Populism is a potential threat to privatisation
The period before every general election has two hallmarks: intense political activity and slowing down of economic reforms.
The period before every general election has two hallmarks: intense political activity and slowing down of economic reforms. Both are currently in full public glare. While the Bharatiya Janata Party (BJP) is gearing up for small battles in states this year and the big war next year, the opposition parties are trying various strategies to prevent a third term for Prime Minister Narendra Modi. Economic policy also seems to be undergoing some change, with emphasis shifting from liberalization to entitlements and freebies, consequent to which privatization has been relegated to the backburner. Even Atal Bihari Vajpayee’s government halted sale of PSUs more than a year before the 2004 general elections. Of course, the Centre is not abandoning disinvestment or even privatization, per se. “There is little chance of a new stake-sale transaction before the general elections. The priority will be to speed up the ongoing deals, including those to sell stakes in IDBI Bank, Shipping Corporation and Container Corporation of India (Concor),” says a report.

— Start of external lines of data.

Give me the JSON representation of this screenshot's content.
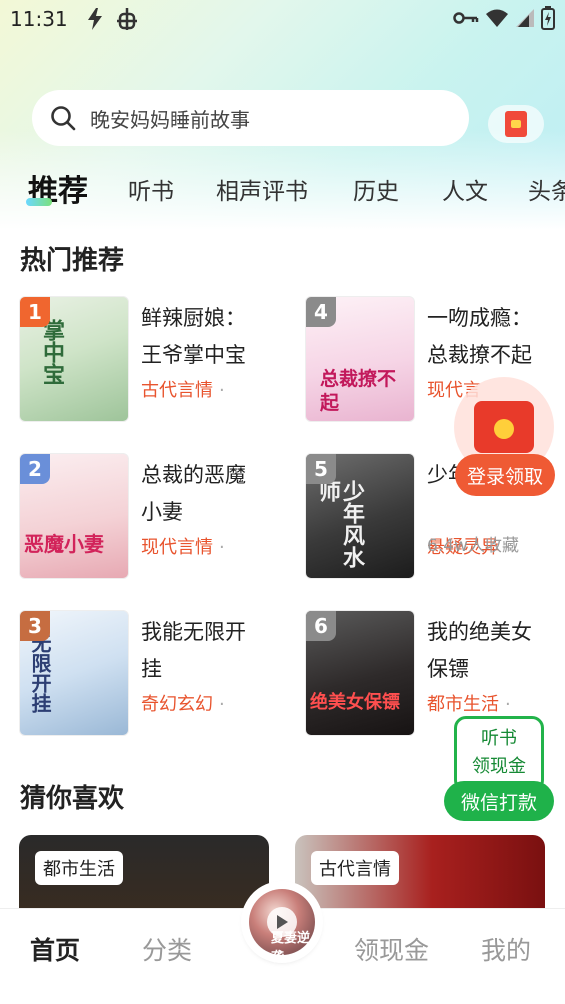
{
  "status_bar": {
    "time": "11:31",
    "left_icons": [
      "flash-icon",
      "bug-icon"
    ],
    "right_icons": [
      "key-icon",
      "wifi-icon",
      "signal-icon",
      "battery-icon"
    ]
  },
  "search": {
    "placeholder": "晚安妈妈睡前故事"
  },
  "tabs": [
    {
      "label": "推荐",
      "active": true
    },
    {
      "label": "听书"
    },
    {
      "label": "相声评书"
    },
    {
      "label": "历史"
    },
    {
      "label": "人文"
    },
    {
      "label": "头条"
    }
  ],
  "hot": {
    "title": "热门推荐",
    "books": [
      {
        "rank": "1",
        "title": "鲜辣厨娘：王爷掌中宝",
        "genre": "古代言情",
        "meta": "",
        "cover_text": "掌中宝"
      },
      {
        "rank": "2",
        "title": "总裁的恶魔小妻",
        "genre": "现代言情",
        "meta": "",
        "cover_text": "恶魔小妻"
      },
      {
        "rank": "3",
        "title": "我能无限开挂",
        "genre": "奇幻玄幻",
        "meta": "",
        "cover_text": "无限开挂"
      },
      {
        "rank": "4",
        "title": "一吻成瘾：总裁撩不起",
        "genre": "现代言",
        "meta": "",
        "cover_text": "总裁撩不起"
      },
      {
        "rank": "5",
        "title": "少年",
        "genre": "悬疑灵异",
        "meta": "6.4w人收藏",
        "cover_text": "少年风水师"
      },
      {
        "rank": "6",
        "title": "我的绝美女保镖",
        "genre": "都市生活",
        "meta": "",
        "cover_text": "绝美女保镖"
      }
    ]
  },
  "floating": {
    "login_label": "登录领取",
    "wechat_line1": "听书",
    "wechat_line2": "领现金",
    "wechat_pill": "微信打款"
  },
  "guess": {
    "title": "猜你喜欢",
    "cards": [
      {
        "tag": "都市生活"
      },
      {
        "tag": "古代言情"
      }
    ]
  },
  "bottom_nav": {
    "items": [
      {
        "label": "首页",
        "active": true
      },
      {
        "label": "分类"
      },
      {
        "label": "领现金"
      },
      {
        "label": "我的"
      }
    ],
    "center_cover_text": "夏妻逆袭"
  },
  "colors": {
    "accent_red": "#e8542e",
    "accent_green": "#1fb24a",
    "rank_1": "#f0662f",
    "rank_2": "#6a8fd9",
    "rank_3": "#c66d41",
    "rank_gray": "#8b8b8b"
  }
}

Halting the disinvestment process should be viewed in the backdrop of recent political developments, especially the Karnataka Assembly election verdict. This has brought the focus back on freebies and entitlements. The new state government has decided to implement its election promises thereby imposing a bill estimated at Rs 50,000-62,000 crore a year. Karnataka’s fiscal deficit was Rs 60,581 crore, or 2.6 per cent of the GSDP, in 2022-23. Populism is accompanied by putting brakes on liberalization, the boldest of which is privatization. This is the reason that socialists and communists are staunchly opposed to sale of PSUs. The typical criticisms are: family silver is being sold to pay the grocer’s bill; national assets are being handed over to private companies and employees’ interests are being compromised.
These are phony, misleading arguments; but then in politics lies play as important a role as facts do. This is the reason that those in government are worried about electoral backlash when disinvestment talks do the rounds.

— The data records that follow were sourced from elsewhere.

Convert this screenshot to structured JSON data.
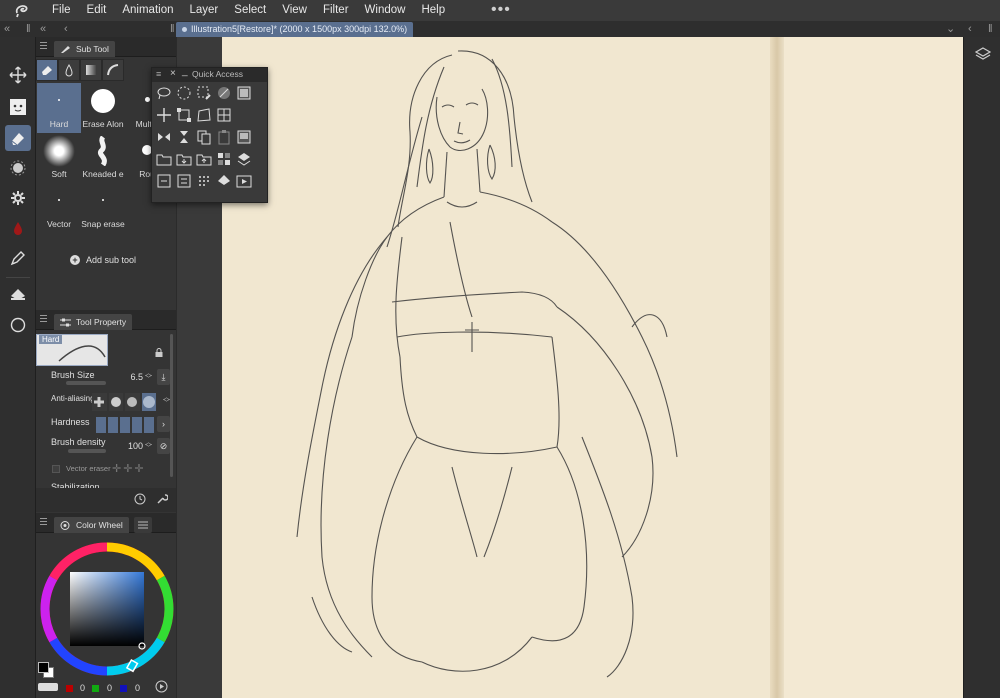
{
  "menu": {
    "items": [
      "File",
      "Edit",
      "Animation",
      "Layer",
      "Select",
      "View",
      "Filter",
      "Window",
      "Help"
    ],
    "more": "•••"
  },
  "tabs": {
    "document": "Illustration5[Restore]* (2000 x 1500px 300dpi 132.0%)"
  },
  "sub_tool": {
    "tab_label": "Sub Tool",
    "brushes": [
      {
        "label": "Hard"
      },
      {
        "label": "Erase Alon"
      },
      {
        "label": "Multip"
      },
      {
        "label": "Soft"
      },
      {
        "label": "Kneaded e"
      },
      {
        "label": "Rou"
      },
      {
        "label": "Vector"
      },
      {
        "label": "Snap erase"
      }
    ],
    "add_label": "Add sub tool"
  },
  "quick_access": {
    "title": "Quick Access"
  },
  "tool_property": {
    "tab_label": "Tool Property",
    "preview_name": "Hard",
    "brush_size_label": "Brush Size",
    "brush_size_value": "6.5",
    "antialias_label": "Anti-aliasing",
    "hardness_label": "Hardness",
    "brush_density_label": "Brush density",
    "brush_density_value": "100",
    "vector_eraser_label": "Vector eraser",
    "stabilization_label": "Stabilization"
  },
  "color_wheel": {
    "tab_label": "Color Wheel",
    "r": "0",
    "g": "0",
    "b": "0"
  },
  "colors": {
    "accent": "#5a6f8f",
    "paper": "#f1e7d0"
  }
}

It does to the credit of the Modi government that it has not stopped the selloff process altogether; it won’t announce new privatizations. So, it will sell its own stake and that of LIC’s in IDBI Bank. Both own 60.72 per cent in the lender. This could fetch around Rs 35,700 crore.
The government can earn around Rs 12,400 crore by offloading its 30.8 per cent equity in Concor. It can also get about Rs 4,300 crore by disinvestment in BEML and SCI. By completing the ongoing selloff process, the government can achieve the disinvestment target of Rs 51,000 crore this fiscal. These imply that disinvestment accruals in 2023-24 are not a problem. The real issue will be the next government’s take on privatisation. If that is not as zealous as this government is, privatisation will suffer in the medium term.